* **EXERCISE GOAL**:
Pull every line containing "PageViews" from the listing below.

EXERCISE INPUT: Begin

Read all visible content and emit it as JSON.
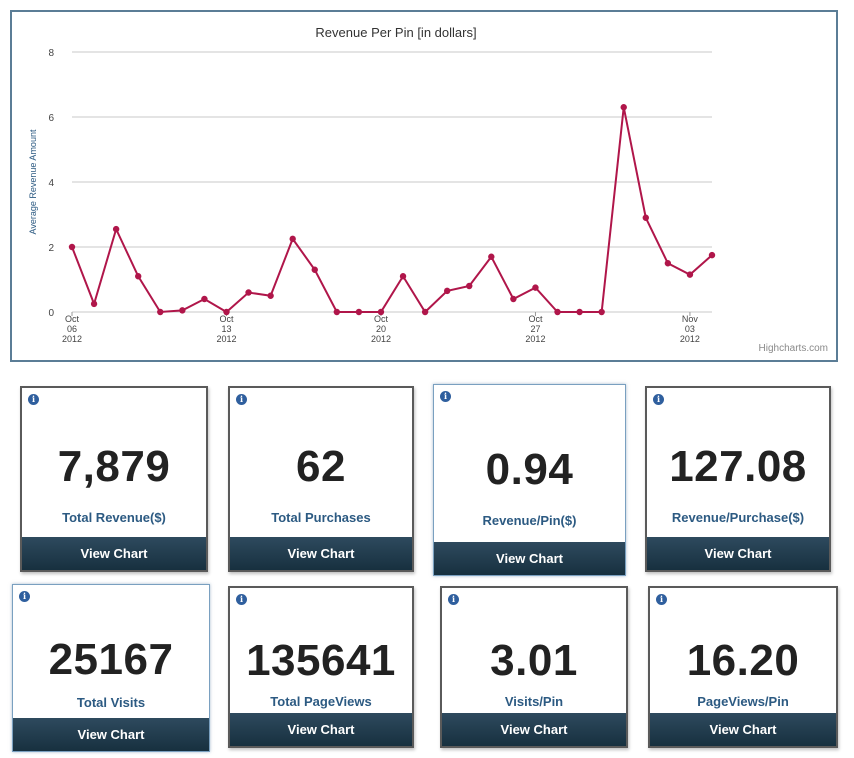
{
  "chart_data": {
    "type": "line",
    "title": "Revenue Per Pin [in dollars]",
    "ylabel": "Average Revenue Amount",
    "xlabel": "",
    "ylim": [
      0,
      8
    ],
    "yticks": [
      0,
      2,
      4,
      6,
      8
    ],
    "x_start": "2012-10-06",
    "xtick_labels": [
      {
        "lines": [
          "Oct",
          "06",
          "2012"
        ],
        "day_index": 0
      },
      {
        "lines": [
          "Oct",
          "13",
          "2012"
        ],
        "day_index": 7
      },
      {
        "lines": [
          "Oct",
          "20",
          "2012"
        ],
        "day_index": 14
      },
      {
        "lines": [
          "Oct",
          "27",
          "2012"
        ],
        "day_index": 21
      },
      {
        "lines": [
          "Nov",
          "03",
          "2012"
        ],
        "day_index": 28
      }
    ],
    "series": [
      {
        "color": "#b0164a",
        "values": [
          2.0,
          0.25,
          2.55,
          1.1,
          0.0,
          0.05,
          0.4,
          0.0,
          0.6,
          0.5,
          2.25,
          1.3,
          0.0,
          0.0,
          0.0,
          1.1,
          0.0,
          0.65,
          0.8,
          1.7,
          0.4,
          0.75,
          0.0,
          0.0,
          0.0,
          6.3,
          2.9,
          1.5,
          1.15,
          1.75
        ]
      }
    ],
    "grid": true,
    "credit": "Highcharts.com"
  },
  "cards": [
    {
      "value": "7,879",
      "label": "Total Revenue($)",
      "button": "View Chart"
    },
    {
      "value": "62",
      "label": "Total Purchases",
      "button": "View Chart"
    },
    {
      "value": "0.94",
      "label": "Revenue/Pin($)",
      "button": "View Chart"
    },
    {
      "value": "127.08",
      "label": "Revenue/Purchase($)",
      "button": "View Chart"
    },
    {
      "value": "25167",
      "label": "Total Visits",
      "button": "View Chart"
    },
    {
      "value": "135641",
      "label": "Total PageViews",
      "button": "View Chart"
    },
    {
      "value": "3.01",
      "label": "Visits/Pin",
      "button": "View Chart"
    },
    {
      "value": "16.20",
      "label": "PageViews/Pin",
      "button": "View Chart"
    }
  ],
  "info_icon": "info-icon",
  "colors": {
    "line": "#b0164a",
    "button": "#1f3a4d",
    "label": "#2c5a82",
    "value": "#222222"
  }
}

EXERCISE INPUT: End

* **YOUR RESPONSE**:
      "label": "Total PageViews",
      "label": "PageViews/Pin",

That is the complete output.